◆ EXTRACTED INFORMATION:
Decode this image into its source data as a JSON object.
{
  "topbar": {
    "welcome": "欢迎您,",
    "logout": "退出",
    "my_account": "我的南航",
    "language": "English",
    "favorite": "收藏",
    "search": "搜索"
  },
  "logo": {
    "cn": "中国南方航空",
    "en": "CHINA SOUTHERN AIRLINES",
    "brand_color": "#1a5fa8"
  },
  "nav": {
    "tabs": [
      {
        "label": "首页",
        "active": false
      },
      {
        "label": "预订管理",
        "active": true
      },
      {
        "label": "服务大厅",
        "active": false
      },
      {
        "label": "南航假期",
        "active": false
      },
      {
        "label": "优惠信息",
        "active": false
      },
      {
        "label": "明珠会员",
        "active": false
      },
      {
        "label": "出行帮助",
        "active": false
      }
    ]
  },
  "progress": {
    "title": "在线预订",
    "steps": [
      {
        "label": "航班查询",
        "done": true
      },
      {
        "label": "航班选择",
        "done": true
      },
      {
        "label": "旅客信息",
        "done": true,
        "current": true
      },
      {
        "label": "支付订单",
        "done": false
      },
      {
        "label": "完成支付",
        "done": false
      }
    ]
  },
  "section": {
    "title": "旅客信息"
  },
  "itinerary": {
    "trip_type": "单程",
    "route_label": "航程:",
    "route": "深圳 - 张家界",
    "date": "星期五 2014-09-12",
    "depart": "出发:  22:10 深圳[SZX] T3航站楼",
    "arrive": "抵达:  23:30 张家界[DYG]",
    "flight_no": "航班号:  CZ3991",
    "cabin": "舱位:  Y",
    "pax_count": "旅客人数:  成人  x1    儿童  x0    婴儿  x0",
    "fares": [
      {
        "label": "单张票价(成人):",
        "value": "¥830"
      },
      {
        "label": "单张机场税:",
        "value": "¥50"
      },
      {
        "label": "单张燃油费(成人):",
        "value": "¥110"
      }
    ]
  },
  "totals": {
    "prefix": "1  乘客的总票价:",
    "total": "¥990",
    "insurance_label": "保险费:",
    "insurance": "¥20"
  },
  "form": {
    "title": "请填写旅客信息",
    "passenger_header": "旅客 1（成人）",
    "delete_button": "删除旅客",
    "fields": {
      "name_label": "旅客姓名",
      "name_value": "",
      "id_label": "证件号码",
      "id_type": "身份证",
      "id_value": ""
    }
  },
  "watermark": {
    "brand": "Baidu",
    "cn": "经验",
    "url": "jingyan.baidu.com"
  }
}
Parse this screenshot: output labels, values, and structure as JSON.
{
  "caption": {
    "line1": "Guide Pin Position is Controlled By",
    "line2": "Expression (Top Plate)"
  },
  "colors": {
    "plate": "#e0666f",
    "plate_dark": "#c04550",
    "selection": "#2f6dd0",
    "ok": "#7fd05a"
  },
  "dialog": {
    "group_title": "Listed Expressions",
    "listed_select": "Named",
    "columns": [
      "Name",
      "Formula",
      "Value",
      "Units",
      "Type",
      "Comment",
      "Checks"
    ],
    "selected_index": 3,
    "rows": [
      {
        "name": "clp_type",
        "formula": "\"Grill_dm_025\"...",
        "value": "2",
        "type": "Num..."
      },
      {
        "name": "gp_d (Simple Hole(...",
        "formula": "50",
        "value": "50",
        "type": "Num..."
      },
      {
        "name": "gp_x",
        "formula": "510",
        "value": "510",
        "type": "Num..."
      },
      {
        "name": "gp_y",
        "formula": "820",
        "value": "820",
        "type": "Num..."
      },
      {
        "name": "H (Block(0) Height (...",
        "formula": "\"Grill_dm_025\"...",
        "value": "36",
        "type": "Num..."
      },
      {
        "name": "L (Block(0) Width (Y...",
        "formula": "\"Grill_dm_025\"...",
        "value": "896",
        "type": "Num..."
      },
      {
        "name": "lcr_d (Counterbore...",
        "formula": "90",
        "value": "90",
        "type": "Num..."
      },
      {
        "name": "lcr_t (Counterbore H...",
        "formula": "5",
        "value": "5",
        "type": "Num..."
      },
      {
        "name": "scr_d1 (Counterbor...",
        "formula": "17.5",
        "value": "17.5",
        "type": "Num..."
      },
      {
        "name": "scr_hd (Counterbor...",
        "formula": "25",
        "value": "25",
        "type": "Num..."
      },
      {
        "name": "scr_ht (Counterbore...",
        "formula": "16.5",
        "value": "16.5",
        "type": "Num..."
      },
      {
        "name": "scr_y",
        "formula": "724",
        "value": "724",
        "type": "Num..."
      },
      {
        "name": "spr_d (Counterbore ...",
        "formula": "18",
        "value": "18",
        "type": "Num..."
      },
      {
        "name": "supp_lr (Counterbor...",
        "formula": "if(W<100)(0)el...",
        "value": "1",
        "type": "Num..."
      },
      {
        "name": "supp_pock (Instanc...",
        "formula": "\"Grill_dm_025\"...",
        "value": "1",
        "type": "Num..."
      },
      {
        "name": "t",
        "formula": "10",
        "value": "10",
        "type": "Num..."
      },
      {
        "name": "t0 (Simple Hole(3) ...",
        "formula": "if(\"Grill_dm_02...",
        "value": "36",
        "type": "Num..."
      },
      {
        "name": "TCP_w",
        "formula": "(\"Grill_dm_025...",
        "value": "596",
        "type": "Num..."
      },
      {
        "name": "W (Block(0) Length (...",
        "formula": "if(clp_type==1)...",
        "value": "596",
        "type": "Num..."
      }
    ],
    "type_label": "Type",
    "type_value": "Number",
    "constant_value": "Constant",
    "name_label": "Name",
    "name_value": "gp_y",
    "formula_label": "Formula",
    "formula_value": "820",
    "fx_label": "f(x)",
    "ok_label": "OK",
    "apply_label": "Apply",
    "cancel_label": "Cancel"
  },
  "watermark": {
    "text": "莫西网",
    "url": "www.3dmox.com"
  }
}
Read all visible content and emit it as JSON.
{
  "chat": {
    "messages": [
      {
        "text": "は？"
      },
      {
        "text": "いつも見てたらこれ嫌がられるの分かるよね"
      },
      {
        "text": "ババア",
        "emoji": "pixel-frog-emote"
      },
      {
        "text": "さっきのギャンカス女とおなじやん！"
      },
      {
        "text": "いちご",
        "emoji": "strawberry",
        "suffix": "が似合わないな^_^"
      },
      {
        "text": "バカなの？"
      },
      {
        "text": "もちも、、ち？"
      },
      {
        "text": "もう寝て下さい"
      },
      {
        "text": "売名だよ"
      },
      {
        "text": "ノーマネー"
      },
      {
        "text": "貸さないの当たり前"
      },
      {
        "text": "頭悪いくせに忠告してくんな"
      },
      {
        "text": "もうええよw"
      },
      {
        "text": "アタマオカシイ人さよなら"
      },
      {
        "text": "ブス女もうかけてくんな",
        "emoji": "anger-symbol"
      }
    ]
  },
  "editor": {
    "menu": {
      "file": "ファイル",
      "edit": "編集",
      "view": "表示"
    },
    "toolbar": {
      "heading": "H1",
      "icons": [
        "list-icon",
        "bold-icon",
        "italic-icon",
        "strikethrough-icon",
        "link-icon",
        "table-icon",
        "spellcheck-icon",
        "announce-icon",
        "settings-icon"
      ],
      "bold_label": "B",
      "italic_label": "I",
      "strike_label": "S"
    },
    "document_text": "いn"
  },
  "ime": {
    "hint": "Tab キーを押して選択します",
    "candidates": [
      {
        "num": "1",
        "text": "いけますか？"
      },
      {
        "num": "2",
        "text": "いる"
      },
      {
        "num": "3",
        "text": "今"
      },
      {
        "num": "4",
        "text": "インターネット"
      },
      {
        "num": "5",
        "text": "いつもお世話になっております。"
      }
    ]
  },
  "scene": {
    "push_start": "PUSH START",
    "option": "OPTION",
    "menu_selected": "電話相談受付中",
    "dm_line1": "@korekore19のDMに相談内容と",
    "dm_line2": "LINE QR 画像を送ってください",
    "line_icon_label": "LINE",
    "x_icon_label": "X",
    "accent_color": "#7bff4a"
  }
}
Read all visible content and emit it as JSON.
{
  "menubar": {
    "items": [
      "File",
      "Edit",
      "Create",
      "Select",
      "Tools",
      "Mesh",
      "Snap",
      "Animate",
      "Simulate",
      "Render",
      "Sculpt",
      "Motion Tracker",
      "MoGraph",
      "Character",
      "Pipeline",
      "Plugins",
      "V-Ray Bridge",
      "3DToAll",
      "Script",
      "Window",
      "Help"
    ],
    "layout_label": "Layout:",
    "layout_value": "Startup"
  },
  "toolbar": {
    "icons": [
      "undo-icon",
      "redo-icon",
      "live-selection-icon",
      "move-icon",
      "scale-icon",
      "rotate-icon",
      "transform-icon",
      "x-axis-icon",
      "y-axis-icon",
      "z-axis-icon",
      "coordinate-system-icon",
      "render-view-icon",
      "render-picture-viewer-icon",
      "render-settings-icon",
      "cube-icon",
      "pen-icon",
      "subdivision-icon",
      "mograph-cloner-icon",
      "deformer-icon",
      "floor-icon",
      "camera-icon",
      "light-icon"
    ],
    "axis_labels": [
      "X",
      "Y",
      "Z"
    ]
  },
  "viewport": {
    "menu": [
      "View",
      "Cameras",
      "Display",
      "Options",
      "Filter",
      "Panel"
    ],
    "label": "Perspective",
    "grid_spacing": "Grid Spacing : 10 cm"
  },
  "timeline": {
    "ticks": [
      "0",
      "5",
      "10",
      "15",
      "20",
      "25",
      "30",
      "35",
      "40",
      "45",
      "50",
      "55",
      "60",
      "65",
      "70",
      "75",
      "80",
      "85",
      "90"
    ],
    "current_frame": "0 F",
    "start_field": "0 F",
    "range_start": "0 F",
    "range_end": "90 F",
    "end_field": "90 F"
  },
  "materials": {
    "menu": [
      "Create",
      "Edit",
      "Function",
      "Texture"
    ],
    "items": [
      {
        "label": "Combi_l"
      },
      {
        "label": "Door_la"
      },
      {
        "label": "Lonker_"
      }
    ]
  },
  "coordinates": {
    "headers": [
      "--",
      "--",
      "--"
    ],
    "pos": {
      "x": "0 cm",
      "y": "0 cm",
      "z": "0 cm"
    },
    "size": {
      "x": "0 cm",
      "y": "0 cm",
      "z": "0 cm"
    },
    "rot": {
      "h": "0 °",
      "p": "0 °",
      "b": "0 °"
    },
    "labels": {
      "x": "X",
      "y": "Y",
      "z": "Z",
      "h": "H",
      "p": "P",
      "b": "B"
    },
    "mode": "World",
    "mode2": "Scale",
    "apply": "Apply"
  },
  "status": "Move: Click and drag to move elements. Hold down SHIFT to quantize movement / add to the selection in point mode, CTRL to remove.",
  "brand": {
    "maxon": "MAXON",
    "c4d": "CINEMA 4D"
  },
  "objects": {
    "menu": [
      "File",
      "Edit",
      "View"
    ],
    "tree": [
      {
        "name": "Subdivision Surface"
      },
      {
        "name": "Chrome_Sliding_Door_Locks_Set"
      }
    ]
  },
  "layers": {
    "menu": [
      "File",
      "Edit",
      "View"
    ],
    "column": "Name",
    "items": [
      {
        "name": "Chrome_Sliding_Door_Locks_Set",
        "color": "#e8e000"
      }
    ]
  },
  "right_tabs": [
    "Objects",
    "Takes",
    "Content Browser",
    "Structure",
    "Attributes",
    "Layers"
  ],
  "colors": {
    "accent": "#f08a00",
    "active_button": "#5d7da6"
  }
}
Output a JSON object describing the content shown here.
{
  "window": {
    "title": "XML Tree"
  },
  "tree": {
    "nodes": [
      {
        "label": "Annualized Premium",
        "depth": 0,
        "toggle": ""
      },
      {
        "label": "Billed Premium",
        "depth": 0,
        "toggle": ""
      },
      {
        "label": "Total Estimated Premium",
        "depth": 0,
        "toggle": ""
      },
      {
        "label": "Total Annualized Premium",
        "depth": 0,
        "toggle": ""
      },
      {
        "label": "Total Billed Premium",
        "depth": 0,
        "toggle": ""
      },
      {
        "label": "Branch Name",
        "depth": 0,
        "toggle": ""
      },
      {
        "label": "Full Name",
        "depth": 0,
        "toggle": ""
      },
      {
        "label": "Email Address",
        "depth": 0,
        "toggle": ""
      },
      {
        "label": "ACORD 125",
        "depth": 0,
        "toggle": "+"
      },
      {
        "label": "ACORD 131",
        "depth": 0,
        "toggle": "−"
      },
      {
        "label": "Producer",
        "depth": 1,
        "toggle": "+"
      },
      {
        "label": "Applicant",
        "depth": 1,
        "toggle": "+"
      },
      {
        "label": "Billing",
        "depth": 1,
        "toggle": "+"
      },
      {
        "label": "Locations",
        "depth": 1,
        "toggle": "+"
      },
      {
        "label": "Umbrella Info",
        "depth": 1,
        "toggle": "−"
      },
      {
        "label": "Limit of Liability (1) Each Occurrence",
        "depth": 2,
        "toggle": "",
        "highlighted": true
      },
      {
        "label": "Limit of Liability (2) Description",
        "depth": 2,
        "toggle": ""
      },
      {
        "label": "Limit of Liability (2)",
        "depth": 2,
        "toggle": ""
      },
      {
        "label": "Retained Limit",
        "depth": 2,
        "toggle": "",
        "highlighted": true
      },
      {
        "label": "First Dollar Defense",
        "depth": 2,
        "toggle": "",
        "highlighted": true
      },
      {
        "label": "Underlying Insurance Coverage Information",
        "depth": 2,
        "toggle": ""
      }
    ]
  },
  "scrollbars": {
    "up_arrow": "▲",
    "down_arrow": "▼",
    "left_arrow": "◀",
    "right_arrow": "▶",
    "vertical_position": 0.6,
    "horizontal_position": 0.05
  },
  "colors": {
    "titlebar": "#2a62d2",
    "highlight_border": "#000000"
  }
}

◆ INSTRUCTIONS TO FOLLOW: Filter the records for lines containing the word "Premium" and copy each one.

◆ THE COMPLETED TASK:
        "label": "Annualized Premium",
        "label": "Billed Premium",
        "label": "Total Estimated Premium",
        "label": "Total Annualized Premium",
        "label": "Total Billed Premium",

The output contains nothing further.